─── EXERCISE MATERIAL

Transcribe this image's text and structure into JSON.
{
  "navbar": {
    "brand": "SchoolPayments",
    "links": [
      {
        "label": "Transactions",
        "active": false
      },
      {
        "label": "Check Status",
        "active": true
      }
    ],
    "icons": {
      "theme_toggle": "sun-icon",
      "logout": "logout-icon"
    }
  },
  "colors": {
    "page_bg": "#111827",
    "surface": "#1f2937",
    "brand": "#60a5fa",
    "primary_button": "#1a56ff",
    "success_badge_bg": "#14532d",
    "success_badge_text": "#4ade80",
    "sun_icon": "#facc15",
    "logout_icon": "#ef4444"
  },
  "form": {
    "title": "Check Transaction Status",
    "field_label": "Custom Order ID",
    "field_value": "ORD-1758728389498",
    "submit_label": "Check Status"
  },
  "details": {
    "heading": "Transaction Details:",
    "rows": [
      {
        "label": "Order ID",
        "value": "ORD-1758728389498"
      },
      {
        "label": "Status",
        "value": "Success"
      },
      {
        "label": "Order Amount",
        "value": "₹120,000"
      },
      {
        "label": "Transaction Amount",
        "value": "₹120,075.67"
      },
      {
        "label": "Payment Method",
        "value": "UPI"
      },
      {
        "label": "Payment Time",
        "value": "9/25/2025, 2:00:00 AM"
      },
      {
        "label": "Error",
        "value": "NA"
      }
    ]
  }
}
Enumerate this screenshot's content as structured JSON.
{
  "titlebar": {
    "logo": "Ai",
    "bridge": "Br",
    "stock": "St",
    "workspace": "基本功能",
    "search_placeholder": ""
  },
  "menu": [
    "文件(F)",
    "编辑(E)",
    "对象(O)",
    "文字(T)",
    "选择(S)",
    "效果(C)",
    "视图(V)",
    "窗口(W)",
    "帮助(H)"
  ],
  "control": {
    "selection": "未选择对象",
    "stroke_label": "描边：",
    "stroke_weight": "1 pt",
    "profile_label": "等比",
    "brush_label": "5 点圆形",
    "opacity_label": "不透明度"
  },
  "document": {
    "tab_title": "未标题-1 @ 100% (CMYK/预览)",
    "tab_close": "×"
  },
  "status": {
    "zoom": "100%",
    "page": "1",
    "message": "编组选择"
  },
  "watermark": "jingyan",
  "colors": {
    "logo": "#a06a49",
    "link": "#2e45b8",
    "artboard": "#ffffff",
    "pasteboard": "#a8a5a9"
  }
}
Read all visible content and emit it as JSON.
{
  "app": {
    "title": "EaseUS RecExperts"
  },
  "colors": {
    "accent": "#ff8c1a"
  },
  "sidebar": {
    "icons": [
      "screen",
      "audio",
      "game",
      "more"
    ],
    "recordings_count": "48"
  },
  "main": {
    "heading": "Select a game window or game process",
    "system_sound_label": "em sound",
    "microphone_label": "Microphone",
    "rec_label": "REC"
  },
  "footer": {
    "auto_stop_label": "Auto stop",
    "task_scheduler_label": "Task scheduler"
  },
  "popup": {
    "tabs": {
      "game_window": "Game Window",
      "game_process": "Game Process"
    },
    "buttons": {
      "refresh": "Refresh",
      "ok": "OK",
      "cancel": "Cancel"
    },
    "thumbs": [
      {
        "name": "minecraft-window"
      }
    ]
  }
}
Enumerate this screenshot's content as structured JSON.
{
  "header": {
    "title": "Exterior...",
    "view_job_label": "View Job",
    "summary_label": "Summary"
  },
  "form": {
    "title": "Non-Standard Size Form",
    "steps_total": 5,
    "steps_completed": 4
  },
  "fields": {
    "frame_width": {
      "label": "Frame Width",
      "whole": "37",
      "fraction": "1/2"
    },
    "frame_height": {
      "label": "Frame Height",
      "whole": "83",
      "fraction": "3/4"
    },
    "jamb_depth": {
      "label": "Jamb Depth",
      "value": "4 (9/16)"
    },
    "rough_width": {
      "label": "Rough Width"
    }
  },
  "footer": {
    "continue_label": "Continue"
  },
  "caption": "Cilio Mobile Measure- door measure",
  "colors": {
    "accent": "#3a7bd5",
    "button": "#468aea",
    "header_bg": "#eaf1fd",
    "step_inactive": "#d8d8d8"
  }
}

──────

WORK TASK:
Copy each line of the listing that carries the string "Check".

EXERCISE OUTPUT:
        "label": "Check Status",
    "title": "Check Transaction Status",
    "submit_label": "Check Status"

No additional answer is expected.